|International Classification||B24D5/00, B23Q17/09, G01J5/08, B24B49/14, B23Q15/20, G05D23/27|
|Cooperative Classification||G05D23/2716, B24B49/14|
|European Classification||G05D23/27E, B24B49/14|
|Nov 30, 1981||AS||Assignment|
Owner name: CUMMINS ENGINE COMPANY, INC., COLUMBUS, IN. A COR
Free format text: ASSIGNMENT OF ASSIGNORS INTEREST.;ASSIGNOR:WOHLMUTH, CLINTON J.;REEL/FRAME:003962/0503
Effective date: 19811119
|Sep 8, 1987||FPAY||Fee payment|
Year of fee payment: 4
|Aug 30, 1991||FPAY||Fee payment|
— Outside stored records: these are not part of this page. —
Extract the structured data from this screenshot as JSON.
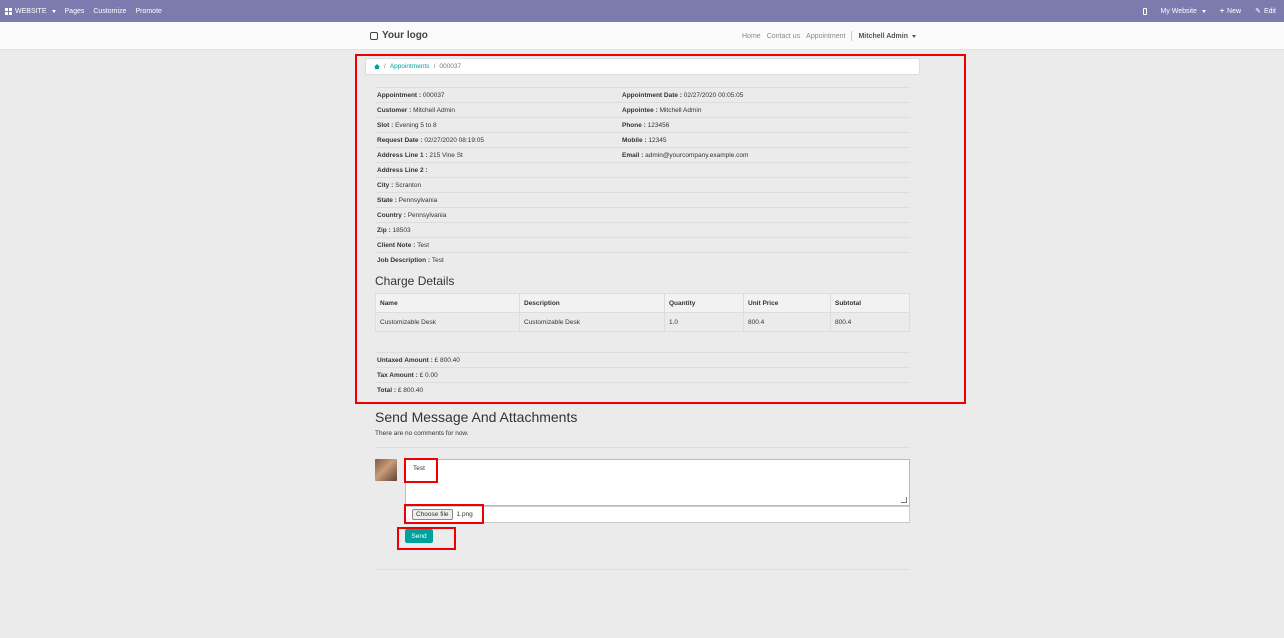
{
  "adminbar": {
    "website_label": "WEBSITE",
    "pages_label": "Pages",
    "customize_label": "Customize",
    "promote_label": "Promote",
    "my_website_label": "My Website",
    "new_label": "New",
    "edit_label": "Edit"
  },
  "header": {
    "logo_text": "Your logo",
    "nav": [
      "Home",
      "Contact us",
      "Appointment"
    ],
    "user_name": "Mitchell Admin"
  },
  "breadcrumb": {
    "items": [
      "Appointments",
      "000037"
    ]
  },
  "details": [
    {
      "l1": "Appointment : ",
      "v1": "000037",
      "l2": "Appointment Date : ",
      "v2": "02/27/2020 00:05:05"
    },
    {
      "l1": "Customer : ",
      "v1": "Mitchell Admin",
      "l2": "Appointee : ",
      "v2": "Mitchell Admin"
    },
    {
      "l1": "Slot : ",
      "v1": "Evening 5 to 8",
      "l2": "Phone : ",
      "v2": "123456"
    },
    {
      "l1": "Request Date : ",
      "v1": "02/27/2020 08:19:05",
      "l2": "Mobile : ",
      "v2": "12345"
    },
    {
      "l1": "Address Line 1 : ",
      "v1": "215 Vine St",
      "l2": "Email : ",
      "v2": "admin@yourcompany.example.com"
    },
    {
      "l1": "Address Line 2 : ",
      "v1": "",
      "l2": "",
      "v2": ""
    },
    {
      "l1": "City : ",
      "v1": "Scranton",
      "l2": "",
      "v2": ""
    },
    {
      "l1": "State : ",
      "v1": "Pennsylvania",
      "l2": "",
      "v2": ""
    },
    {
      "l1": "Country : ",
      "v1": "Pennsylvania",
      "l2": "",
      "v2": ""
    },
    {
      "l1": "Zip : ",
      "v1": "18503",
      "l2": "",
      "v2": ""
    },
    {
      "l1": "Client Note : ",
      "v1": "Test",
      "l2": "",
      "v2": ""
    },
    {
      "l1": "Job Description : ",
      "v1": "Test",
      "l2": "",
      "v2": ""
    }
  ],
  "charge": {
    "title": "Charge Details",
    "columns": [
      "Name",
      "Description",
      "Quantity",
      "Unit Price",
      "Subtotal"
    ],
    "rows": [
      [
        "Customizable Desk",
        "Customizable Desk",
        "1.0",
        "800.4",
        "800.4"
      ]
    ]
  },
  "totals": [
    {
      "label": "Untaxed Amount : ",
      "value": "£ 800.40"
    },
    {
      "label": "Tax Amount : ",
      "value": "£ 0.00"
    },
    {
      "label": "Total : ",
      "value": "£ 800.40"
    }
  ],
  "message": {
    "title": "Send Message And Attachments",
    "no_comments": "There are no comments for now.",
    "textarea_value": "Test",
    "choose_file_label": "Choose file",
    "file_name": "1.png",
    "send_label": "Send"
  },
  "colors": {
    "adminbar_bg": "#7c7bad",
    "accent": "#00a09d",
    "highlight": "#ee0000"
  }
}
Year of fee payment: 8
|Oct 31, 1995||REMI||Maintenance fee reminder mailed|
|Dec 26, 1995||FPAY||Fee payment|
Year of fee payment: 12
|Dec 26, 1995||SULP||Surcharge for late payment|